We Look Back and Sing!
A History of the Spirituals
About the Book
Many years ago, during the slave trade, people were taken away from their families and all they knew in Africa. As the slaves lay shackled in the holds of ships and traveled unwillingly to American soil, they moaned, grunted, and cried. But despite their sorrow, the slaves had not forgotten the music and beats of their African homeland. It was not long before their moans and cries were transformed into original folk melodies now known as spirituals. Willie Mae Jordan, a well-known mezzo-soprano and music educator, shares a fascinating history of spirituals tailored for curious children. Jordan focuses on how spirituals were created, the ways slaves used words through song to convey messages of freedom, how soloists and their audiences came together in call and response style, how spirituals became connected to the Bible, and how slaves gathered to worship in spite of their endless work. We Look Back and Sing! shares a musical and historical narrative for children with the hope that the beautiful melodies created by slaves hundreds of years ago will prevail for the duration of humanity.
About the Author

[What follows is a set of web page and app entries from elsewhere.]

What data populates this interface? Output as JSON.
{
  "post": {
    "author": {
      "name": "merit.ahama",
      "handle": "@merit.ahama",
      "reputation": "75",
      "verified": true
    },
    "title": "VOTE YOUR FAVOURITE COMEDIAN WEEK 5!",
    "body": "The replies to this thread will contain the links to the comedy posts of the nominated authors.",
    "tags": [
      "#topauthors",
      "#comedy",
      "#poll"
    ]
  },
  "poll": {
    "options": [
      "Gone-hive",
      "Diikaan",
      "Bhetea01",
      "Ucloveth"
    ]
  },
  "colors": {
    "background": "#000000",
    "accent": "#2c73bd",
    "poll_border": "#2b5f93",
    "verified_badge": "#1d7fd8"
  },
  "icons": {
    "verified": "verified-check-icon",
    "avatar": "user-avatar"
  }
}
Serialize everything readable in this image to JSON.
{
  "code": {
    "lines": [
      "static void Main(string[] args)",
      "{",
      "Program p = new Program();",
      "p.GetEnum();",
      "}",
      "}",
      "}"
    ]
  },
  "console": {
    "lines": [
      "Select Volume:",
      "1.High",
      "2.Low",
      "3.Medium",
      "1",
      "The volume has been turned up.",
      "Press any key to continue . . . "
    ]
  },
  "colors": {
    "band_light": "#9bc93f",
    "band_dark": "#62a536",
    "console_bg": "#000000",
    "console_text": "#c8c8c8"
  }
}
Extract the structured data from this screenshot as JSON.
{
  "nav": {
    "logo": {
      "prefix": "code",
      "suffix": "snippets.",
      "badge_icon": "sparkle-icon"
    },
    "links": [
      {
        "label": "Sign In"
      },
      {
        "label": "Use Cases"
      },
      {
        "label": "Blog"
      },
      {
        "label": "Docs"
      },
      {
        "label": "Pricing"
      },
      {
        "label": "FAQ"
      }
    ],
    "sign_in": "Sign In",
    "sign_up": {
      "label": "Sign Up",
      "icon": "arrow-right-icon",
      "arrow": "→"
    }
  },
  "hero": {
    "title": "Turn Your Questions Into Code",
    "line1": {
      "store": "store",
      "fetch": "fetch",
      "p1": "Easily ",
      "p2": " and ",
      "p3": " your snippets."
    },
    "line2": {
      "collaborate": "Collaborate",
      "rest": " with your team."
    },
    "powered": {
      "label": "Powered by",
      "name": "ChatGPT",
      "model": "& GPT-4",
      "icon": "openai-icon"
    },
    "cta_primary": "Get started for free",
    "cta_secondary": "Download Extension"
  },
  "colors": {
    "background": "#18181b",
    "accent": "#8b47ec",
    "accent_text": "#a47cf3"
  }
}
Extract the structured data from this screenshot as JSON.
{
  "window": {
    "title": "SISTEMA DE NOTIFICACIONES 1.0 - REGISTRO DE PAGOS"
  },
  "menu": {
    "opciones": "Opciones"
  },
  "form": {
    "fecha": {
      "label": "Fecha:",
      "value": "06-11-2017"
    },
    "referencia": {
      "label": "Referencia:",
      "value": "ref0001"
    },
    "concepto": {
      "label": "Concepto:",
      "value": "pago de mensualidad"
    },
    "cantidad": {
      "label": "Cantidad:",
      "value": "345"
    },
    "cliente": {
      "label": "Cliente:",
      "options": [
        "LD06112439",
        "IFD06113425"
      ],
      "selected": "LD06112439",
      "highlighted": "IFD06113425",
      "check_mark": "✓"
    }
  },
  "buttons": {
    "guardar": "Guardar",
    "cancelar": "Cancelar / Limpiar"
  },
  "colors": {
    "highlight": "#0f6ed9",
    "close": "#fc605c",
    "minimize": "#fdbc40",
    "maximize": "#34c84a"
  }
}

Willie Mae Jordan is a mezzo-soprano who earned a bachelor’s degree in music at Virginia State College and a master’s degree in music at Eastern Michigan University; she also did post-graduate study in Graz, Austria. She has performed across the eastern United States, was profiled on the CBS Sunday Evening News in 1993, and has taught students of all ages. She is currently writing a children’s book series about the history of African American music.